Miley Cyrus' Bangerz Tour proves she's pop music's greatest role model (seriously)
The world's most maligned former Disney princess is strutting down the stage, leading a platoon of dancers dressed in (more) preposterous costumes, the most preposterous of them a pair of seven-foot foam finger outfits where the dancers' heads stick out of the knuckles.
Eric Gruneisen. Full slideshow: Miley Cyrus at the Pepsi Center
It's a direct reference to the moment Miley Cyrus finally figured out how to make an entire society clutch its collective pearls: The one with the Beetlejuice suit and the twerking and the aforementioned foam finger applied to her vagina. You remember.
And this isn't even the first time tonight in Denver that Miley's blown to cartoonish proportion the very things she's most frequently mocked for. Earlier there was the entrance, where she slid down her own giant, inflatable, cockeyed tongue.
See also: Photos -- Miley Cyrus at Pepsi Center
So she's strutting, and singing "We Can't Stop," one of her many Top 10 Singles. Yeah, it's about partying and how we're not gonna stop partying, basically, but it is a genuinely taxing thing to perform. As the story goes, this one was originally meant for Rihanna, but you need more than her five-note range for that hook. You need Miley's several octaves of diva-quality power, which she can employ so effortlessly she's still got the capacity to simultaneously do things like, say, strut.
The rapid evolution of Miley Cyrus has been met with a smirk.
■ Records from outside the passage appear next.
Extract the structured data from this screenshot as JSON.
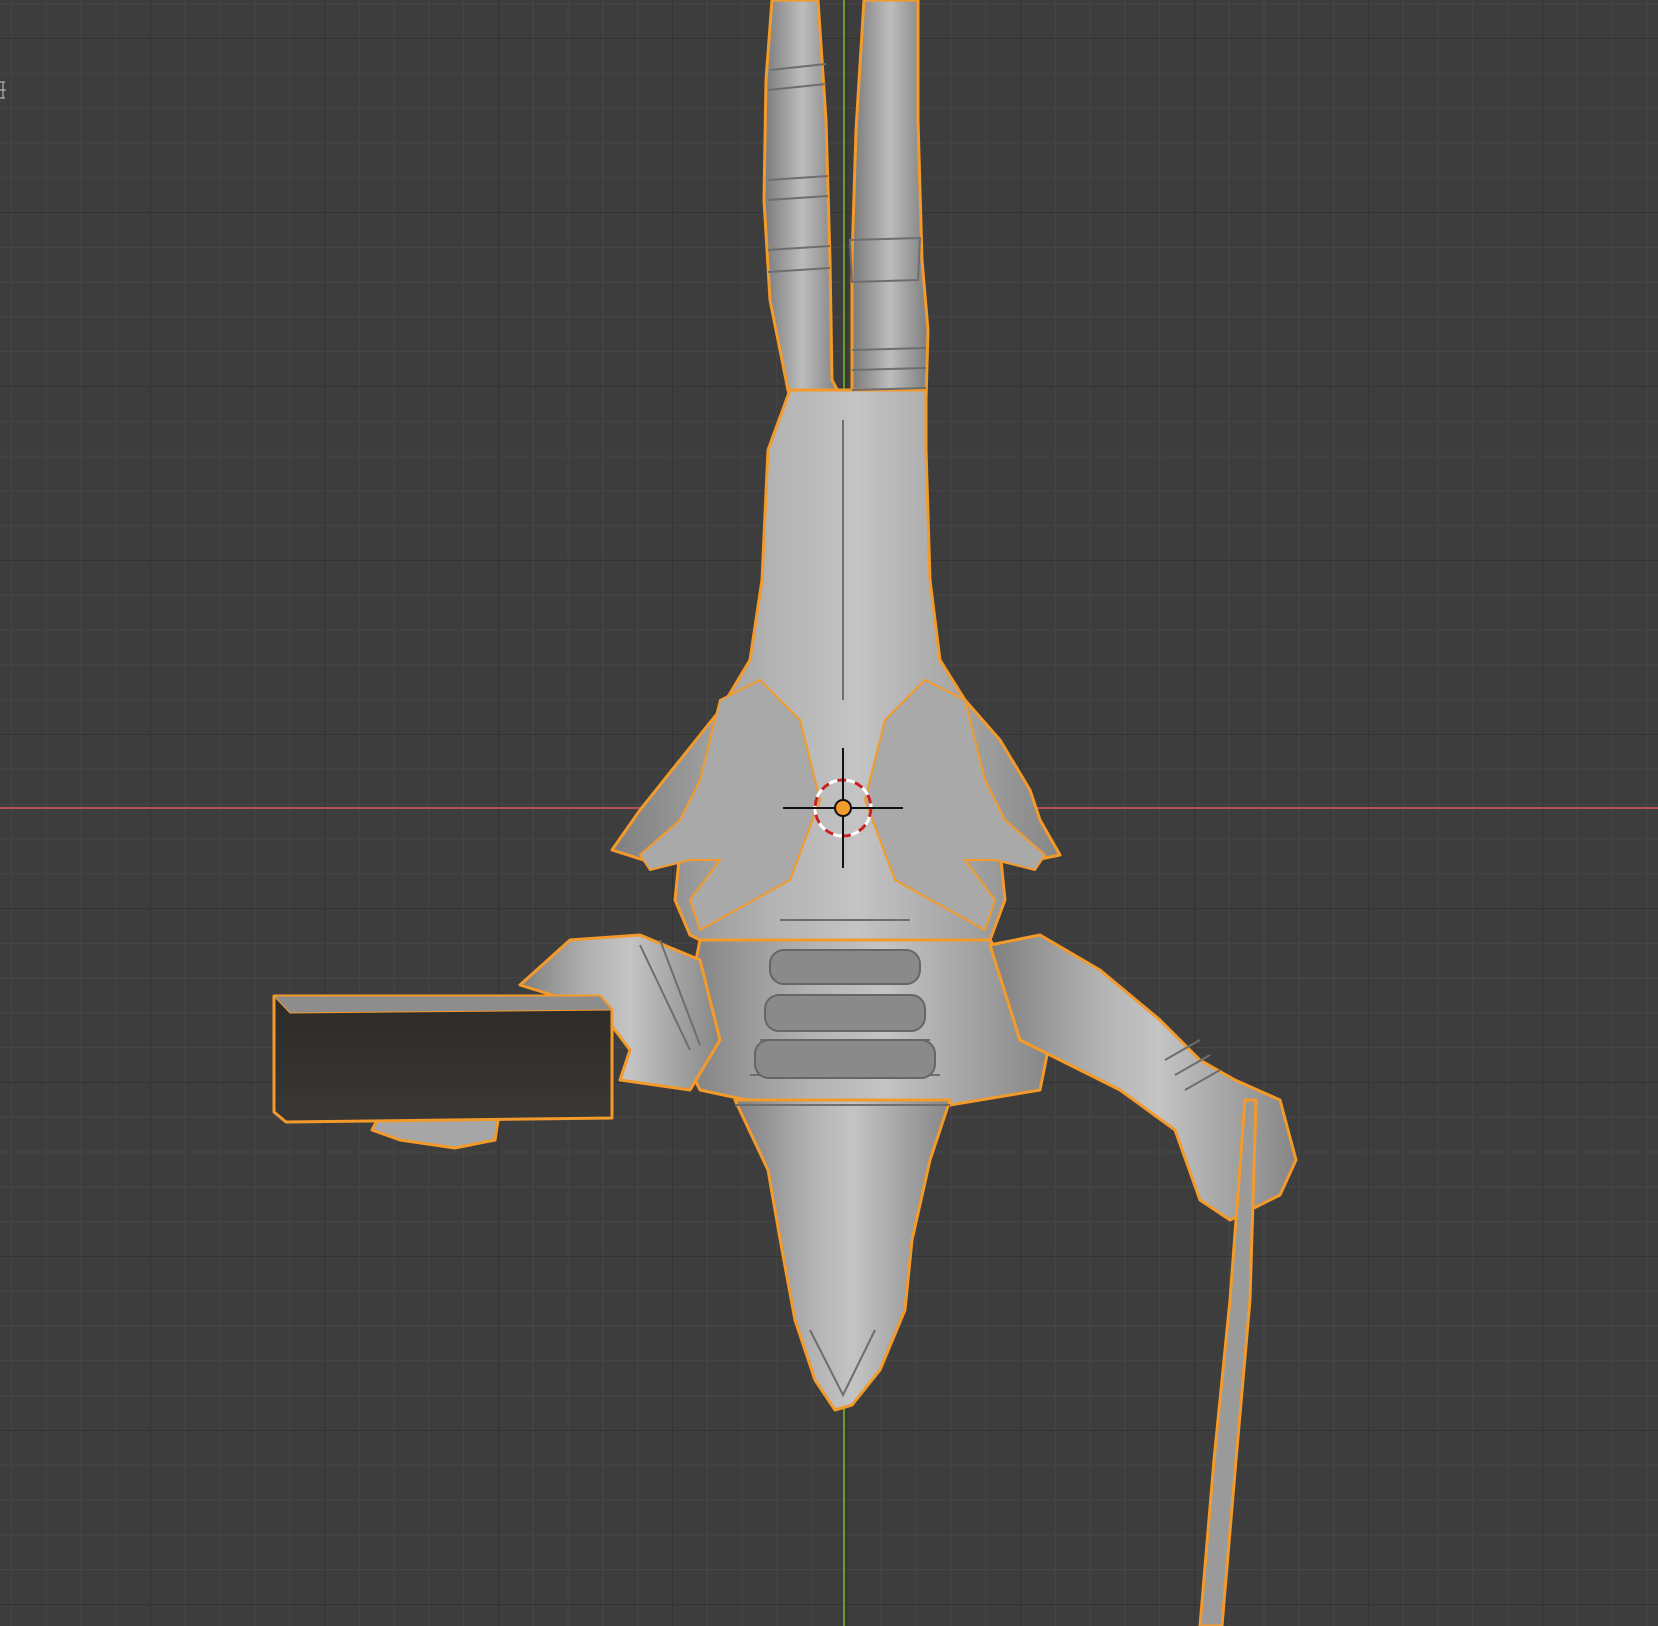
{
  "viewport": {
    "background": "#3d3d3d",
    "grid_minor": "#464646",
    "grid_major": "#333333",
    "x_axis_color": "#b64f5d",
    "y_axis_color": "#6a9a2e",
    "selection_outline": "#f39a2b",
    "mesh_color": "#9c9c9c",
    "icons": {
      "origin": "object-origin-icon",
      "cursor": "3d-cursor-icon"
    }
  }
}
Our nation's news feeds are overrun with jokes about her. Mostly, it seems, they are about her physical appearance. She looks like Justin Bieber or Draco Malfoy or some startled stray animal or whatever thing someone slapped next to some unflattering photo of her. There are plenty of those to be found; Miley does not shy away from unflattering portrayals of herself.
But why should she? Why should a very powerful woman (or anyone) feel the need to meet any particular expectation about how female singers should look or act? We have cherished androgynous rock stars since right about the time rock music began. Miley Cyrus has embraced traditional masculinity by doing things like cutting her hair short and doing lots of air humping and, yes, strutting. That does not make her ridiculous.
What, then? Surely it's not her commercial success, which is nearly unparalleled at the moment. And surely it's not her actual singing ability, which, again, is prodigious.
See more photos of Miley. Photo by Eric Gruneisen
Let's give the naysayers a fair shake: The lyrical and aesthetic content of all this stuff is undoubtedly frivolous and short sighted. The music itself clearly contains no original ideas. There's more. There are the multitudes of kids who will walk from the Pepsi Center through the thick snow to their parents' minivans with barely anything covering their torsos and limbs. And there's the hardest thing to dismiss: the accusation of cultural appropriation, the demeaning of everyone from African-Americans to Amazonians. Some people think Miley is mocking those groups and their cultures.